Michels give a number of reasons for these tendencies which has since been expanded on by the 1950’s French writer Maurice Duverger, who, in his analysis, made a distinction between parties that are ‘direct’ being formed by a number of notable individuals seeking power for themselves, and ‘indirect’ parties, that were formed on a federal bases. It was his belief that while many parties would start off as ‘indirect’ parties, political competition would always force them to take on a more autocratic stance, as the autocratic model was far more effective in the political arena, with strong leadership able to steer the party to electoral success.
William Wright described this as the transformation from a ‘Natural’ party to a ‘Efficient’ party3, while Panebiancos made the same distinction between the Natural and Rational models4, but the analysis is just the same. The British Labour Party is a prime example of this; it was created as an ‘indirect party’ by a federation of trade unions, at the beginning of the twentieth century, but as the century has progressed the Parliamentarians have become increasingly centralised power, as they tried to compete with the centralised Conservative Party.
5 Another example is de Gaulle’s French People’s Rally party who, while retaining an apparently democratic structure, had to centralise actual power in a body of politicians not directly elected by its members, to be able to react quickly enough to policy changes. 6 Another sociologist Joseph Schlesinger emphasised this point by comparing political organisations to large business firms. Political parties have to be able to respond to the market conditions of the electorate, as they are not just offering a service in nonmarket conditions of public funding.
So leaders are required to be able to adopt policy to the suit the market. Also the collective good of a financial / electoral success shared equally will never be greater than the opportunity cost of the effort of that individual.

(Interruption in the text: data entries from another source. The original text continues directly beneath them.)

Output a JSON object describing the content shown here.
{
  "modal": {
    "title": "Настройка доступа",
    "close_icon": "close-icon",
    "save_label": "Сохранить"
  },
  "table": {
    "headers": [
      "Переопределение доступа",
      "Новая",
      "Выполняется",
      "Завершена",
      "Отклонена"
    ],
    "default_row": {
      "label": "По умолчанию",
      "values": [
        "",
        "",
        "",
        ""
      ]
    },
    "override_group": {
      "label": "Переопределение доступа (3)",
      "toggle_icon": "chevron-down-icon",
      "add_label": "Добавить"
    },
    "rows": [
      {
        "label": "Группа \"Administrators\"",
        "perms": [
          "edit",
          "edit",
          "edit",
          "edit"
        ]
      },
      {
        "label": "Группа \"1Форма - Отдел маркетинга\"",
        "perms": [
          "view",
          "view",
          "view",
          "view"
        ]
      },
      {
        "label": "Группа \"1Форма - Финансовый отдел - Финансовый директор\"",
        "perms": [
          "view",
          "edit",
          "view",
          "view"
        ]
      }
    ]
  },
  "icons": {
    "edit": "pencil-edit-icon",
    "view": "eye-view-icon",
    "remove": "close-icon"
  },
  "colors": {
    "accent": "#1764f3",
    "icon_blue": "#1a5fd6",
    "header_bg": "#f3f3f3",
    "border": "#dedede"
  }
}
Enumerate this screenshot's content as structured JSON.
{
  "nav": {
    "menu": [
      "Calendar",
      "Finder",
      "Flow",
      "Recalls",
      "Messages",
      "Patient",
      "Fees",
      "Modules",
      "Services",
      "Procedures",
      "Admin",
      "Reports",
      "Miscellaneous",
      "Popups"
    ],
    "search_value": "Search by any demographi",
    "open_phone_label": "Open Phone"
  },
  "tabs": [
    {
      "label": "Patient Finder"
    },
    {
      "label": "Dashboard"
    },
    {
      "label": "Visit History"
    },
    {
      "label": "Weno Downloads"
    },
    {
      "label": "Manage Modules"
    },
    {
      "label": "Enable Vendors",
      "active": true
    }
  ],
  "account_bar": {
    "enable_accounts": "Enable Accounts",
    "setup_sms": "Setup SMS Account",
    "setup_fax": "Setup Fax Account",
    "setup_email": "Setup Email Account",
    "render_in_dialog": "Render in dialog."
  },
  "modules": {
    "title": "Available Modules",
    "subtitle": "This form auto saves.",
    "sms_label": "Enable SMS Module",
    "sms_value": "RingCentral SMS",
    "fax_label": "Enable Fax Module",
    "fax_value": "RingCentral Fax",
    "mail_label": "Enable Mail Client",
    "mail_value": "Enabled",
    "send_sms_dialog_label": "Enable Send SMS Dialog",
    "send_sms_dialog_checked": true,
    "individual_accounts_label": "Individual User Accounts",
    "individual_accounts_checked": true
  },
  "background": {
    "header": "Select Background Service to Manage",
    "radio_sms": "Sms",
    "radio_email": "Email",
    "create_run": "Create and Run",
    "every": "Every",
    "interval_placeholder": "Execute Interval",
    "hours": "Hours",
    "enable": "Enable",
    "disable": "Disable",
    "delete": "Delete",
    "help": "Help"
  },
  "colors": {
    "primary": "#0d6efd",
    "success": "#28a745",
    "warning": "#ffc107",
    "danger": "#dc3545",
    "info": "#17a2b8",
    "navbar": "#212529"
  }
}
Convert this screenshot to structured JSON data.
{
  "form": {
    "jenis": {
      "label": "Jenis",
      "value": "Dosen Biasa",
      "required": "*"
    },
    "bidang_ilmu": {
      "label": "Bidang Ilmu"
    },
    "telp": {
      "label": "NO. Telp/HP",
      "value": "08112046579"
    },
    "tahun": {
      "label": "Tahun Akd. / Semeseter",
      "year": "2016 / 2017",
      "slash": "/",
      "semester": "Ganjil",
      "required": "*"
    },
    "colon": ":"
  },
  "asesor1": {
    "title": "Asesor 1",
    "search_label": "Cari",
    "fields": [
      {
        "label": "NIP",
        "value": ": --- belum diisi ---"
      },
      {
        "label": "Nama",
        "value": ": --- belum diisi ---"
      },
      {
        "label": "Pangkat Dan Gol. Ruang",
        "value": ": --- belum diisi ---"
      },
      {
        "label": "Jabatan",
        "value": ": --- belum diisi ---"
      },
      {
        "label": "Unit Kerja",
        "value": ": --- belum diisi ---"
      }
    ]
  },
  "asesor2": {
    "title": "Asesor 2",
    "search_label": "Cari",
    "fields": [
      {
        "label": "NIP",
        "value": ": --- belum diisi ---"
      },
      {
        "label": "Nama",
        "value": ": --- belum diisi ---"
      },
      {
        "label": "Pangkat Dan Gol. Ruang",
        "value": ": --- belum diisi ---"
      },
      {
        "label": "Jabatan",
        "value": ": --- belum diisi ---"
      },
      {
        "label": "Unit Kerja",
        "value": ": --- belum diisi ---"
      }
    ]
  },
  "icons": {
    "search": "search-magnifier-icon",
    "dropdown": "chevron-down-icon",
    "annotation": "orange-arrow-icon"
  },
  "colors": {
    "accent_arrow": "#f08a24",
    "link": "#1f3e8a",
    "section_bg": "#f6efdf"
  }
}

Thus for a firm / party to succeed there must be those that are willing to relinquish authority to others and others who are willing to accept it. 7 Once these political organisation gain power the system become self perpetuating, due to two main factors; firstly the parties’ political aims change with the preservation of the power becoming the primal goal above all others.